- Work required:
Return the lines below that contain "data".

──────

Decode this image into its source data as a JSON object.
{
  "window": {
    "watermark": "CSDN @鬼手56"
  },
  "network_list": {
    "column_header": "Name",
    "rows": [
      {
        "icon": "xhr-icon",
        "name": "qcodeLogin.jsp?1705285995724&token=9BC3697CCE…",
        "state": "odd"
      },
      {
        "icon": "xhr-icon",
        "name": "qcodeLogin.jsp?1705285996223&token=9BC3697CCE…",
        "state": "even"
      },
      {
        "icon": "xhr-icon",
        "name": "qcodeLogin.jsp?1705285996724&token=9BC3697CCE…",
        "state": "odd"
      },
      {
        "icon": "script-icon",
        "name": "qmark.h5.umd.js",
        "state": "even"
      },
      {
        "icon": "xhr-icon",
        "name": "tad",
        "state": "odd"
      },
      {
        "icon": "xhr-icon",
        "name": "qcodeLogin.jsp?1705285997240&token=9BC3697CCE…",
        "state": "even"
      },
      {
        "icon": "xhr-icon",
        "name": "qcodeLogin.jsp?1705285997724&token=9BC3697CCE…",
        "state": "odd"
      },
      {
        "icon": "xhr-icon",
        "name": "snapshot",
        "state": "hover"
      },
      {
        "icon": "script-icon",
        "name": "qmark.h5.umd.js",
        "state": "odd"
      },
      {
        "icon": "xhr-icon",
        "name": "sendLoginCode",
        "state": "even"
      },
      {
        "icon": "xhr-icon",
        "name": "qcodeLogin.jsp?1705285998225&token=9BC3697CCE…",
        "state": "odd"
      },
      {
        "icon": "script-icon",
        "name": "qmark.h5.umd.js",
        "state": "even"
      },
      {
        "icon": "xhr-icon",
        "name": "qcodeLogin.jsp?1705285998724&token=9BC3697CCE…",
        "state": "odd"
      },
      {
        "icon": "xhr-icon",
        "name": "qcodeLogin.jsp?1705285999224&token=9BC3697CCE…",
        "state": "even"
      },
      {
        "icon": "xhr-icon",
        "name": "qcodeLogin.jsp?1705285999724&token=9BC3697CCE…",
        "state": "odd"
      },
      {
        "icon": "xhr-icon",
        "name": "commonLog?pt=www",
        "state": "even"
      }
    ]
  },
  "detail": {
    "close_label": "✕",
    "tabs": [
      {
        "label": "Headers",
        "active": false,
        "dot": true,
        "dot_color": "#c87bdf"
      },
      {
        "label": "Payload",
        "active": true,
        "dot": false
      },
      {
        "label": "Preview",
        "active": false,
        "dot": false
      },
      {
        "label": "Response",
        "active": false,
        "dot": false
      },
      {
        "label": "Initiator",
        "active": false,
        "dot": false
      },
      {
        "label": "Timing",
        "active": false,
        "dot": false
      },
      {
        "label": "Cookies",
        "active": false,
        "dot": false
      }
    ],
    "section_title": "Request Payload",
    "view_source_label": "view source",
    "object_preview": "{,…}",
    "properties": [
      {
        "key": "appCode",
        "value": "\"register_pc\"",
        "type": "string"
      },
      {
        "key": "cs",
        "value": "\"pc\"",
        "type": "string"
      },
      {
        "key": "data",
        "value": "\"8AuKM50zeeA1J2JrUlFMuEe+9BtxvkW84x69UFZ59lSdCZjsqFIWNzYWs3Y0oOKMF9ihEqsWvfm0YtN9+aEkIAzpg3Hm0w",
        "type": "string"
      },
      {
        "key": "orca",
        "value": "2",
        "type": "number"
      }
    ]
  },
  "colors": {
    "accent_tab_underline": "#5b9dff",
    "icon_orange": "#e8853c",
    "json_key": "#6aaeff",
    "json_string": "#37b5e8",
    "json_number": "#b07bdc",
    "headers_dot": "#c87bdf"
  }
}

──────

- Response to the task:
Decode this image into its source data as a JSON object.
        "key": "data",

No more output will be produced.